With these enhancements to toolpaths, the computer must be able to handle the increased requirements. If it takes hours to generate a tool path, would a new or different designed computer be able to do the same in a few minutes? Its common knowledge that computers are updated almost every year with new technologies and CAM systems have begun to take note of this. Processing tool paths in the background enables the programmer to continue to work while the tool path is generated in the background. Further, newer computer processors have more cores which allow modern CAM software to do more calculations simultaneously, resulting in quicker tool path generation.
It seems like nearly everything about HSM has changed over the last 10 years. While the theory and some of the ideas remain constant, the application continues to be propelled forward. Whether it be a better tool coating, a more rigid machine design, or a new way to tool path concept, the ability to combine the best practices is what enables todays modern Die/Mold shop to run HSM.
Today's 5-flute high-feed roughing end mills achieve 4X higher MRR (Material Removal Rate) in P20 tool steel.
High-Speed Machining in Aerospace Applications
High-speed cutting techniques have been common within the Aerospace industry for very many years.

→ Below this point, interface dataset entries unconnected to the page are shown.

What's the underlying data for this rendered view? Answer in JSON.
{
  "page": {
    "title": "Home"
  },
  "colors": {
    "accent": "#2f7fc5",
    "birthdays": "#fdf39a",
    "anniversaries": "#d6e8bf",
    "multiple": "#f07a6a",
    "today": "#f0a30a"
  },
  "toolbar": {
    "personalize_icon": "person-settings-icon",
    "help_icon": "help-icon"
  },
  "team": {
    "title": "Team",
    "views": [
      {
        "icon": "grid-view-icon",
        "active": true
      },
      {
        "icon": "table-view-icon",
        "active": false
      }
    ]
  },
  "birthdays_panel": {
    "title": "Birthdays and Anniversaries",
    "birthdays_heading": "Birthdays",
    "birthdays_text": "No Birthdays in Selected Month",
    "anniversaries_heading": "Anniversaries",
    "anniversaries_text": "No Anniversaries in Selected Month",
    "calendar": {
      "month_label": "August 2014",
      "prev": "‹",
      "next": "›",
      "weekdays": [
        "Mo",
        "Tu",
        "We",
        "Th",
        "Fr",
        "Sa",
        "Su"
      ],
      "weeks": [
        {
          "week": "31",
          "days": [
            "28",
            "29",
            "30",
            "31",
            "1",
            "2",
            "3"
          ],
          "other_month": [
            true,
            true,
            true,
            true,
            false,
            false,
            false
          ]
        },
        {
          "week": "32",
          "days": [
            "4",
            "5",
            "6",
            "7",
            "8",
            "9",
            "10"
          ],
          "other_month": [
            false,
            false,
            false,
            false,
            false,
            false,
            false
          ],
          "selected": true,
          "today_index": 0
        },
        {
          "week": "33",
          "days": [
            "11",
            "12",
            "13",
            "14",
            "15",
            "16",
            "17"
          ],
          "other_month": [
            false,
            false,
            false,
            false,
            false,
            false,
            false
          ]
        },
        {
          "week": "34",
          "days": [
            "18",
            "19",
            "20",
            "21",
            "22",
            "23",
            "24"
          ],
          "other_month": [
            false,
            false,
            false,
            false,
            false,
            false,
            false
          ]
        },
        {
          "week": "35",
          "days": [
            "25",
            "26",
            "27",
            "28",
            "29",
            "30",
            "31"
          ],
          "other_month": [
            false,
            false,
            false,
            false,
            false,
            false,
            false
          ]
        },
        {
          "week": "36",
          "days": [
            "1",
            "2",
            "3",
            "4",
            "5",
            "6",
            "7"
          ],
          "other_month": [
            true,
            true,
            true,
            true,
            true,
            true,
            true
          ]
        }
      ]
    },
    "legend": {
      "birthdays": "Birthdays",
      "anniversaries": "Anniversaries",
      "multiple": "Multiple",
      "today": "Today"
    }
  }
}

Initially, these techniques were applied to aluminum parts; however, over time the same types of cutting approaches have been applied to other aerospace materials as well. “Go fast and take a light cut” applies to all these materials, the difference being what constitutes “fast.” Fast in titanium is dog slow in aluminum.
The development of high-speed machining has always been a “leap frog” series of product/process improvements between the machine tool builders and the cutting tool suppliers. As higher performance spindles became available, the cutting tool performance was often the limitation. As cutting tools improved, the spindle speed and power needs increased, causing new machine and spindle designs to become available. This sequence continues.
Today, Makino offers large, high-performance aluminum-focused machines with 33,000 rpm, 175 horsepower spindles and large titanium/hard-metal-focused machines with 4,000 rpm, 130 HP, 737 ft/lb spindles.
Smaller machine platforms may also be configured to provide high-speed machining capabilities for smaller parts.
Current process performance parameters as well as what was considered high speed aerospace processing 20 years ago are shown in the following examples:
Example of a fir tree slot on a turbine disc being machined on a Makino HEAT Extreme Wire EDM at a 48% reduction in cycle time due to 1.9X faster machining speed.
While searching for machine tools to adopt HSM, look for demonstrations of rigidity, adaptive control processing speed and spindles that can run at unlimited full duty speed. It takes more than just the machine tool—all the other aspects like tooling, toolholders and CAM systems are designed to work together for HSM.
In summary, HSM takes many forms dependent on materials and applications. While it's the standard for today's machining, it's dynamic and will change as technologies are developed.